Friday, July 26th, 2013
Almost a year ago the Film Photography Project gifted me a Polaroid Super Shooter. If you’ve never played with one before, this is probably the most basic version of the Polaroid Land Camera. It shoots Fujifilm FP-100C and FP-3000B. And I’m a black and white guy so I shoot FP-3000B.
I just don’t shoot nearly enough of it because I need to work out a strong process that defies the world of dust. And I need to set in place an archive system where these polaroid photographs aren’t destroyed by my office environment.
At the moment I tend to shoot the pack of film on location then throw the unpeeled polaroids into my coat pocket. I peel the film apart when I reach home and hopefully there’s a small breeze to help them all dry on a seat in the back yard.

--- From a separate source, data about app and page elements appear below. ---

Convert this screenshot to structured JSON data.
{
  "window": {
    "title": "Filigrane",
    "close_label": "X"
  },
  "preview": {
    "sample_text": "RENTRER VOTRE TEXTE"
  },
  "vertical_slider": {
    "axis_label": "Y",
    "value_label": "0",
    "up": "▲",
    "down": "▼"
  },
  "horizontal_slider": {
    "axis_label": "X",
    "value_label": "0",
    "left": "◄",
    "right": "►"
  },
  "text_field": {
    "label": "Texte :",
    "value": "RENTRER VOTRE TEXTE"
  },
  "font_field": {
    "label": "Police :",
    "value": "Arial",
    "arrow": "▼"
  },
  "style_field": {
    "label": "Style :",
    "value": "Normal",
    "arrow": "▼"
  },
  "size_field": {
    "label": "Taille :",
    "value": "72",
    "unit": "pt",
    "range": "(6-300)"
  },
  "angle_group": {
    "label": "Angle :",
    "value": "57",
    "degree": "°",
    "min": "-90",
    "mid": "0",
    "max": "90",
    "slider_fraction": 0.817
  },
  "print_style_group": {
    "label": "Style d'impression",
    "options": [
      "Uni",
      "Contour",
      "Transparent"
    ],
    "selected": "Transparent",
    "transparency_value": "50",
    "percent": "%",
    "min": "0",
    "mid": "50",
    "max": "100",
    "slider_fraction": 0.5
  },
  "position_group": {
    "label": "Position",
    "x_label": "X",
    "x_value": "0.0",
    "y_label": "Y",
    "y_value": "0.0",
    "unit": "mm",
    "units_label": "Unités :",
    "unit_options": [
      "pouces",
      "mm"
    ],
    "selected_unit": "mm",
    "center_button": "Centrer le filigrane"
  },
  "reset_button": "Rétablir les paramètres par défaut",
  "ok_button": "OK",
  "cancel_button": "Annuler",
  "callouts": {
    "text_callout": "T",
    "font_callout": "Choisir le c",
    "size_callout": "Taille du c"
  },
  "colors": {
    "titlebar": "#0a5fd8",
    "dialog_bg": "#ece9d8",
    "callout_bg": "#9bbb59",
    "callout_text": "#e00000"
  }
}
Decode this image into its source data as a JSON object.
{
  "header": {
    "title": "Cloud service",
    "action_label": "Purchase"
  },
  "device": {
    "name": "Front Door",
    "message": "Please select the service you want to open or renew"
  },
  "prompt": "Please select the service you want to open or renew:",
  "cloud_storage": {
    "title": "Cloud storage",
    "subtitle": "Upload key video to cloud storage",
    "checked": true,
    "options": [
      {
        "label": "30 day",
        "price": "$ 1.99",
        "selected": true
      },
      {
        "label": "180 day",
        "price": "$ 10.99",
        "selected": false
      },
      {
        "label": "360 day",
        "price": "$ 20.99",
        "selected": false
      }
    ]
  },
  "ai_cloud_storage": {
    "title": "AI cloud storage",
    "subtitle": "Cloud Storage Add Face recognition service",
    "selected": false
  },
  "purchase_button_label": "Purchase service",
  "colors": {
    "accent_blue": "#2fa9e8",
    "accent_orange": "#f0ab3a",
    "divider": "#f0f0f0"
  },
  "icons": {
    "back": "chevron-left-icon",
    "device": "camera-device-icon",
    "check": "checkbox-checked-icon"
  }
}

The next step has been to scan each negative then bring the polaroid positives inside one at a time for scanning. That’s about it. They all get dumped onto my office bookshelf and I really have no archival process to talk about.
So over the next few months I need to focus in on the Super Shooter. I need to make a film holder box where I can safely place peel apart film until scanning to avoid dust and scratches. Although I’m not entirely sure how to handle the sticky negatives. And I need archival sleeves (guessing 4 inch by 5 inch could work). Anyway, this is kind of a work in progress.
I absolutely love that the Super Shooter is an uncommon plastic camera to shoot. People notice it in the hand. And this camera, for all the shortfalls, makes the odd angry damn fine photograph.
My only real issue is that I’m not retaining a dust free copy of film because my polaroid photography process isn’t robust.